In Parts I and II of this book, we assembled from the ground up all the major considerations that go into a distributed database, from the layout of data on disk all the way to the limits of distributed consistency in the presence of faults. However, this discussion assumed that there was only one database in the application.
In reality, data systems are often more complex. In a large application you often need to be able to access and process data in many different ways, and there is no one database that can satisfy all those different needs simultaneously. Applications thus commonly use a combination of several different datastores, indexes, caches, analytics systems, etc. and implement mechanisms for moving data from one store to another.
In this final part of the book, we will examine the issues around integrating multiple different data systems, potentially with different data models and optimized for different access patterns, into one coherent application architecture. This aspect of system-building is often overlooked by vendors who claim that their product can satisfy all your needs.
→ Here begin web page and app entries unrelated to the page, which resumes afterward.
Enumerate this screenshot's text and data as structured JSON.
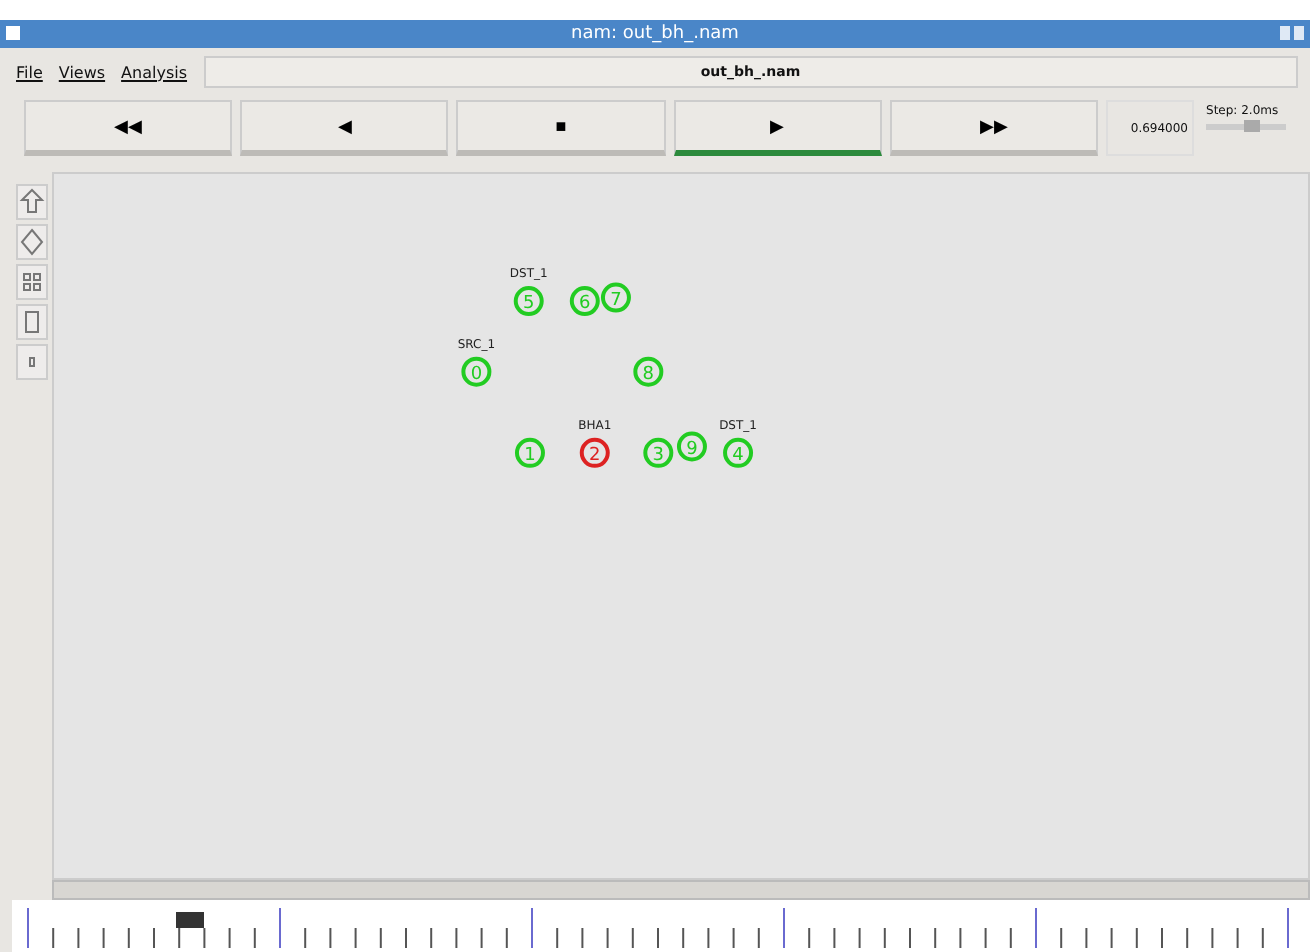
{
  "window": {
    "title": "nam: out_bh_.nam"
  },
  "menu": [
    {
      "label": "File"
    },
    {
      "label": "Views"
    },
    {
      "label": "Analysis"
    }
  ],
  "file_name": "out_bh_.nam",
  "controls": [
    {
      "symbol": "◀◀",
      "selected": false
    },
    {
      "symbol": "◀",
      "selected": false
    },
    {
      "symbol": "■",
      "selected": false
    },
    {
      "symbol": "▶",
      "selected": true
    },
    {
      "symbol": "▶▶",
      "selected": false
    }
  ],
  "time": "0.694000",
  "step": {
    "label": "Step: 2.0ms",
    "level": 0.6
  },
  "nodes": [
    {
      "id": "5",
      "label": "DST_1",
      "color": "#22cc22"
    },
    {
      "id": "6",
      "color": "#22cc22"
    },
    {
      "id": "7",
      "color": "#22cc22"
    },
    {
      "id": "0",
      "label": "SRC_1",
      "color": "#22cc22"
    },
    {
      "id": "8",
      "color": "#22cc22"
    },
    {
      "id": "1",
      "color": "#22cc22"
    },
    {
      "id": "2",
      "label": "BHA1",
      "color": "#dd2222"
    },
    {
      "id": "3",
      "color": "#22cc22"
    },
    {
      "id": "9",
      "color": "#22cc22"
    },
    {
      "id": "4",
      "label": "DST_1",
      "color": "#22cc22"
    }
  ],
  "timeline": {
    "level": 0.13
  }
}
In reality, integrating disparate systems is one of the most important things that needs to be done in a nontrivial application.
On a high level, systems that store and process data can be grouped into two broad categories:
A system of record, also known as source of truth, holds the authoritative version ...